◆ **WHAT THE EXERCISE ASKS**:
Report every line from the following entries that contains the string "this".

*** DATA FOR THE TASK ***

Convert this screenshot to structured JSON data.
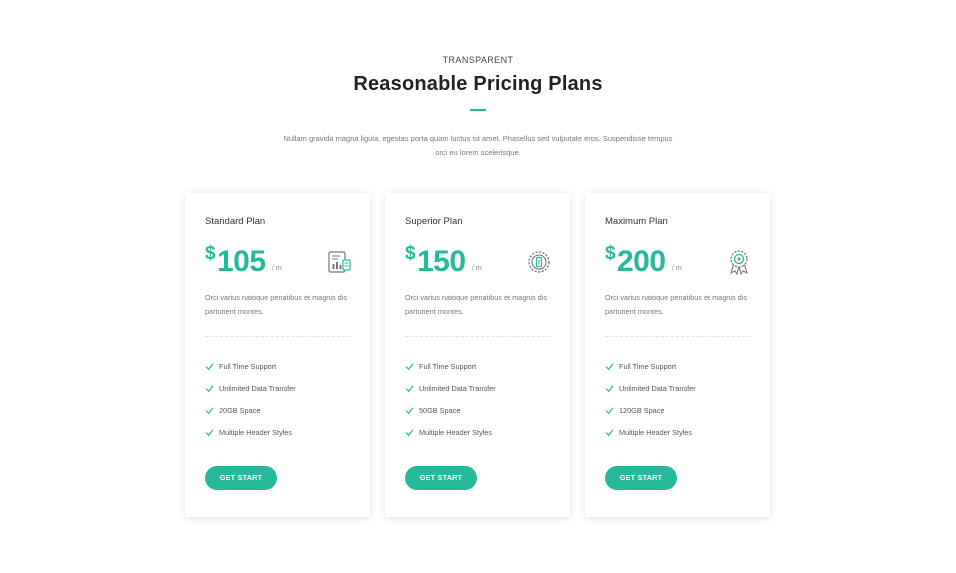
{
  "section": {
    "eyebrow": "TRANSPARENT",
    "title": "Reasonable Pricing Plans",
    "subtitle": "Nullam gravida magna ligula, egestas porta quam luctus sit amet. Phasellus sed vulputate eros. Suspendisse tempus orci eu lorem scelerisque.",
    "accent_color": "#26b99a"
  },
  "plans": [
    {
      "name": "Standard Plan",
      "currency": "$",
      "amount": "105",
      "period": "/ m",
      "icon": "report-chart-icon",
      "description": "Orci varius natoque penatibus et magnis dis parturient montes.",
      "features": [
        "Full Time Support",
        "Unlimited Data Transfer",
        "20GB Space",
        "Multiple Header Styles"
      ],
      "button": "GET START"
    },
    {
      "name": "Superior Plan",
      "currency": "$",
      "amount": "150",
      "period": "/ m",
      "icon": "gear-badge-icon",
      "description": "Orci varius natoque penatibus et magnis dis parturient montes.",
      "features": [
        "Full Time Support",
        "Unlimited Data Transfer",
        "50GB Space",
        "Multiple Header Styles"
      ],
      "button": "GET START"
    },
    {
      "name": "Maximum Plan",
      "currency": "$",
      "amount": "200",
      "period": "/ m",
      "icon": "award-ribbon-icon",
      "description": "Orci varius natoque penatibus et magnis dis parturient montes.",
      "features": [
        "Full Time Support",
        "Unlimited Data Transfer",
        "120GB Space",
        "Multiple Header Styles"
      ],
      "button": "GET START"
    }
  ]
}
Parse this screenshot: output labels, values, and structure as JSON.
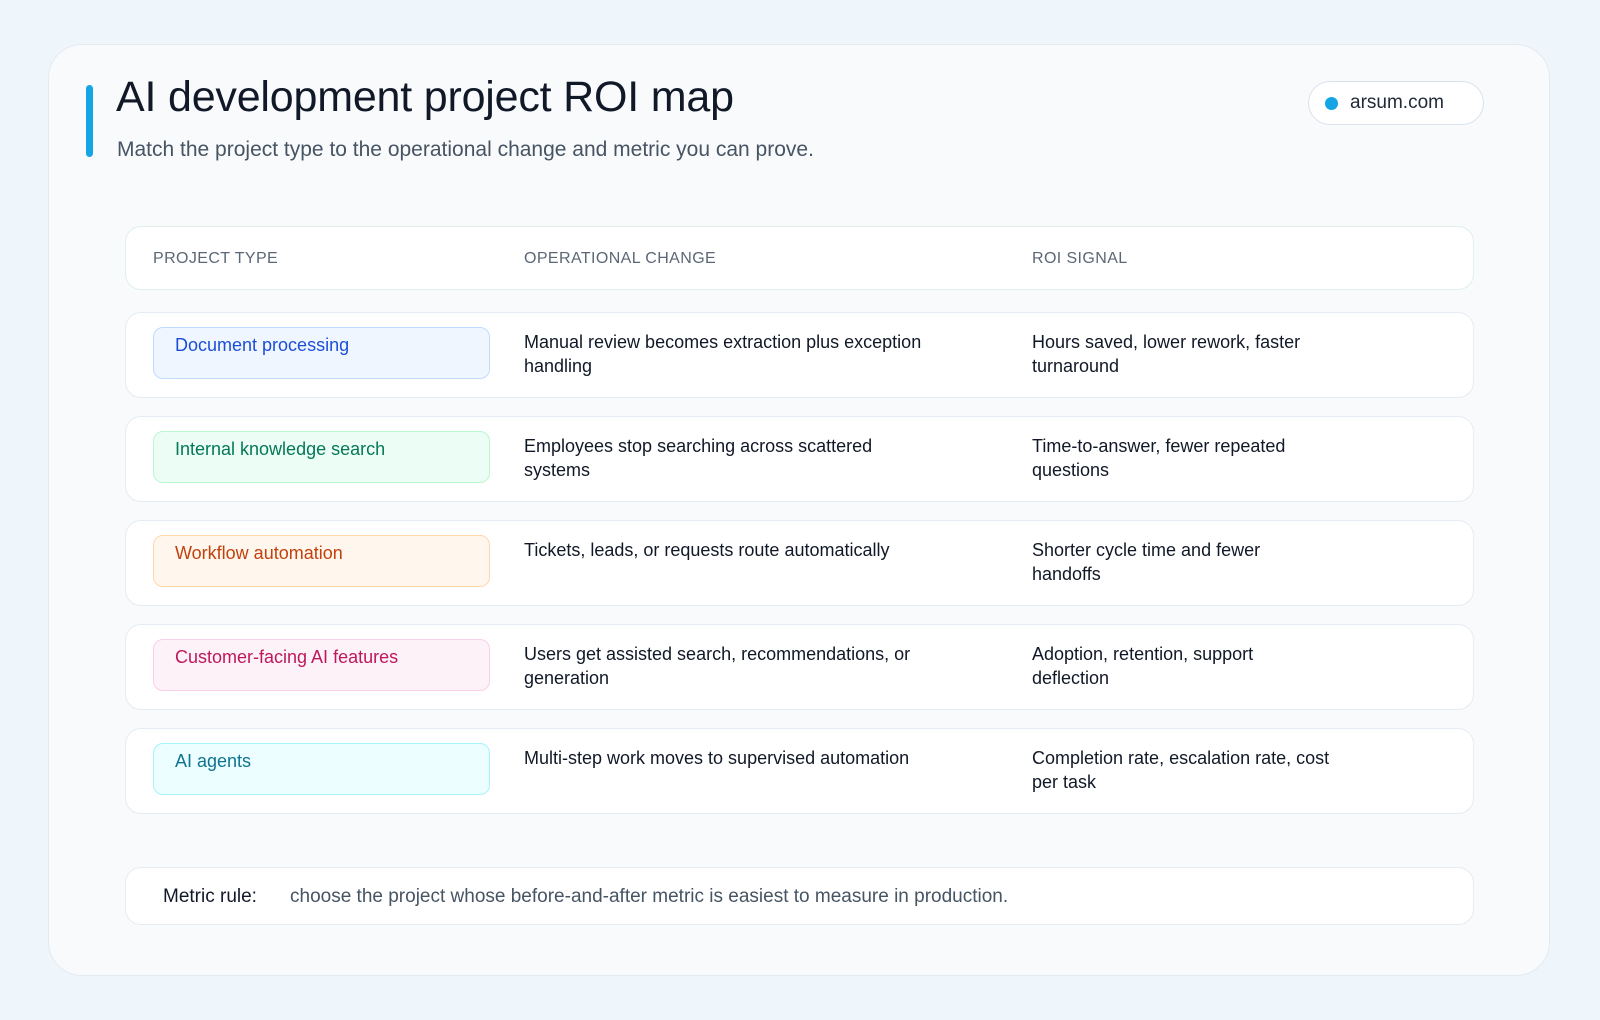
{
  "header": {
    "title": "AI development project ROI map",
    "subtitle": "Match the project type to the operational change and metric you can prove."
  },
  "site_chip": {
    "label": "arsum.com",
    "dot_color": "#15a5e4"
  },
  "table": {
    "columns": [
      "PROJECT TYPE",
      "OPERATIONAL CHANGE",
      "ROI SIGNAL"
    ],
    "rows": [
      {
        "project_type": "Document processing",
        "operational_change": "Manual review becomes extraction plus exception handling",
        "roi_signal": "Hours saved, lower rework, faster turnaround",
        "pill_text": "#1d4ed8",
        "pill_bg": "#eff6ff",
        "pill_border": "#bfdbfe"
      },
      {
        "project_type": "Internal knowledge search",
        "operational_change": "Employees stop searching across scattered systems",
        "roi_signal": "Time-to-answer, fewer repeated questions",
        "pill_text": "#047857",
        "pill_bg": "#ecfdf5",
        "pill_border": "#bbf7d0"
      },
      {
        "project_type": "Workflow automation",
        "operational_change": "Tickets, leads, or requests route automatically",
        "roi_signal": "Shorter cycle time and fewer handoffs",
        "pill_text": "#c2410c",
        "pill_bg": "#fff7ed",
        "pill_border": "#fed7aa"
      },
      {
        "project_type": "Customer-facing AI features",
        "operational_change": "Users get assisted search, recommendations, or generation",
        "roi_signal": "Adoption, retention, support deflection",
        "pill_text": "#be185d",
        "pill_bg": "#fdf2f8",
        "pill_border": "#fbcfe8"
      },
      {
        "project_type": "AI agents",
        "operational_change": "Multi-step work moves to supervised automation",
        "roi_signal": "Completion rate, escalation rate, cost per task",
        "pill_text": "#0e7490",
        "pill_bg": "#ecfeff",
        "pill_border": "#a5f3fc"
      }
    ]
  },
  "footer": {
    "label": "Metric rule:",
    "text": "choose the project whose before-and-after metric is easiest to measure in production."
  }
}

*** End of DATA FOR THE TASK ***
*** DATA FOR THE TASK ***

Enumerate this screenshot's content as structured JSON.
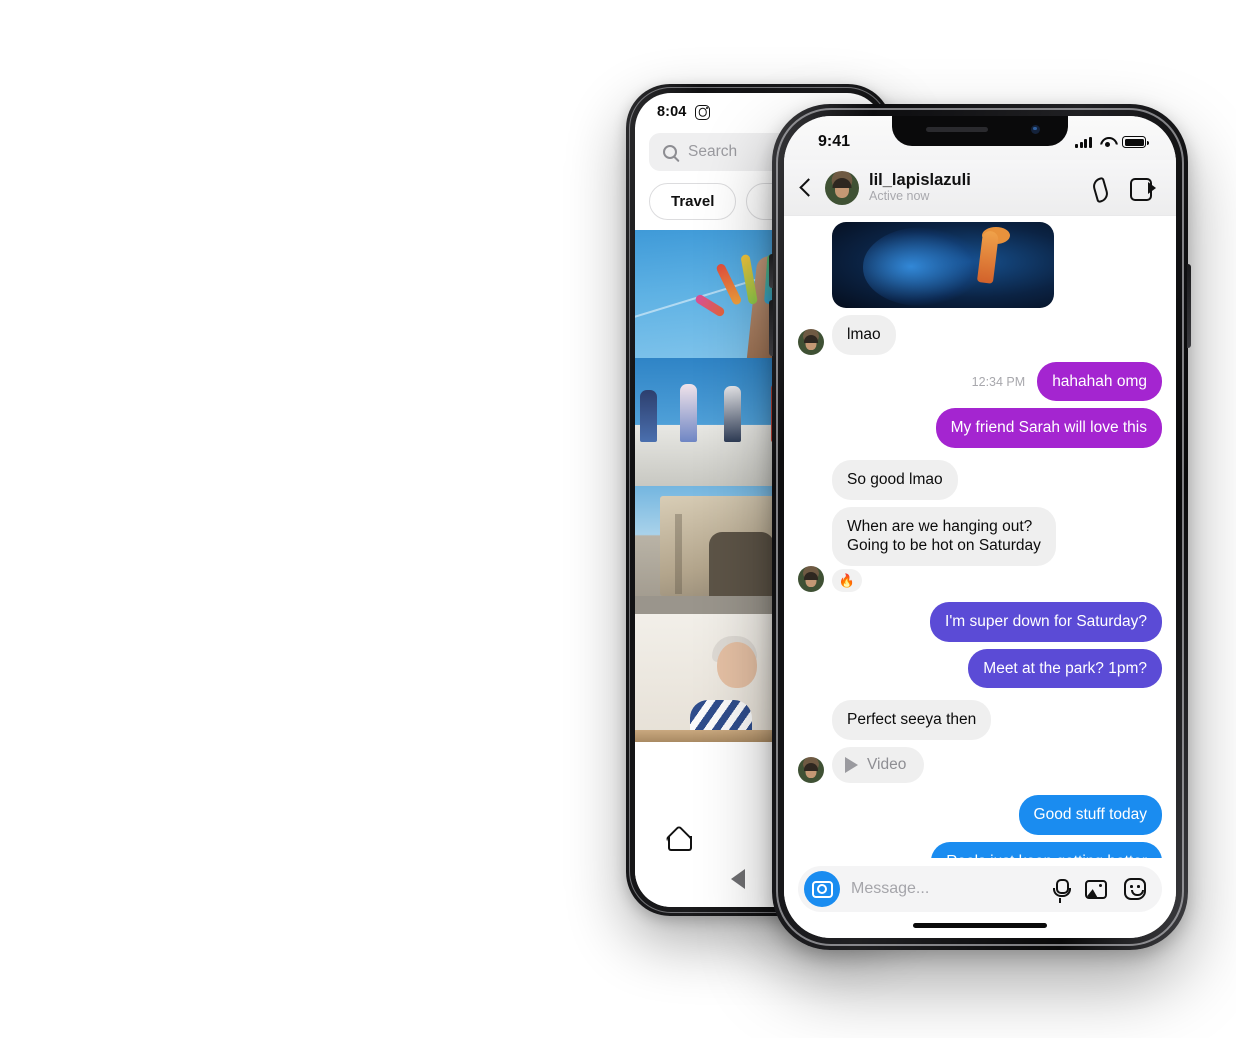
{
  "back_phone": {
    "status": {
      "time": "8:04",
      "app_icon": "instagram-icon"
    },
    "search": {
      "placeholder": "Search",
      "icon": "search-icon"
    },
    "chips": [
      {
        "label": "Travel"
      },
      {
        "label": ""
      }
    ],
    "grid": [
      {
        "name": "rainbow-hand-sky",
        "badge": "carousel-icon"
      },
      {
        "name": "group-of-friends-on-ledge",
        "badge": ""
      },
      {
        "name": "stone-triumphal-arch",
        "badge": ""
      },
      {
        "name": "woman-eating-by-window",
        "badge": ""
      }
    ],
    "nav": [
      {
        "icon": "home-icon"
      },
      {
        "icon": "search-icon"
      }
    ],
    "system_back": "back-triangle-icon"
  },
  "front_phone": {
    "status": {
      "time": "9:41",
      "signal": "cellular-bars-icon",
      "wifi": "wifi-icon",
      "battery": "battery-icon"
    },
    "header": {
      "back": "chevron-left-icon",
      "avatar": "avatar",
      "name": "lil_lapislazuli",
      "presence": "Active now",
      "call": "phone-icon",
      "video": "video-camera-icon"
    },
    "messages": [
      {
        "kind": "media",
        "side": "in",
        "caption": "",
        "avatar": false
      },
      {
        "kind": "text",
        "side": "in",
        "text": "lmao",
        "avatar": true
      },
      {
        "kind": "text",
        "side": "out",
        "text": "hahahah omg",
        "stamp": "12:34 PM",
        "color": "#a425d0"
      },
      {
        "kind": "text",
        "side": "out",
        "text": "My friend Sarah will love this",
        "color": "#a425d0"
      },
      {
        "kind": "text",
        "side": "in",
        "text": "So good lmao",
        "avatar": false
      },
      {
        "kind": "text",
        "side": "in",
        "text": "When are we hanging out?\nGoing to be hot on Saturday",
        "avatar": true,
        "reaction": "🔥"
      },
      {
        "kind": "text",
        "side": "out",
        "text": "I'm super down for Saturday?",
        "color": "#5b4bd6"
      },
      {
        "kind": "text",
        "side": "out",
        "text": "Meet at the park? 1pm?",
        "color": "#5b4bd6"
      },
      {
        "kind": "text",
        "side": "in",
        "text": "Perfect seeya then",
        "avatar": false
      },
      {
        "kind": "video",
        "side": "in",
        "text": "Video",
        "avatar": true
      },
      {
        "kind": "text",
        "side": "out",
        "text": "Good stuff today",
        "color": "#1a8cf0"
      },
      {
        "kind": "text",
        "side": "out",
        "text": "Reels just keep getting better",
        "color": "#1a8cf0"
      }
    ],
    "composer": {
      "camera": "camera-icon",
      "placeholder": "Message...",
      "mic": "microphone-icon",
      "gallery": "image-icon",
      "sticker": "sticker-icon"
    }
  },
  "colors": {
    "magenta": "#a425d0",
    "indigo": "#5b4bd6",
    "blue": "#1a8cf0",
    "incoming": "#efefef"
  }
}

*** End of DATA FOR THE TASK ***

◆ **WRITTEN ANSWER**:
Convert this screenshot to structured JSON data.
Parse this screenshot: output labels, values, and structure as JSON.
Enumerate this screenshot's content as structured JSON.
        "text": "My friend Sarah will love this",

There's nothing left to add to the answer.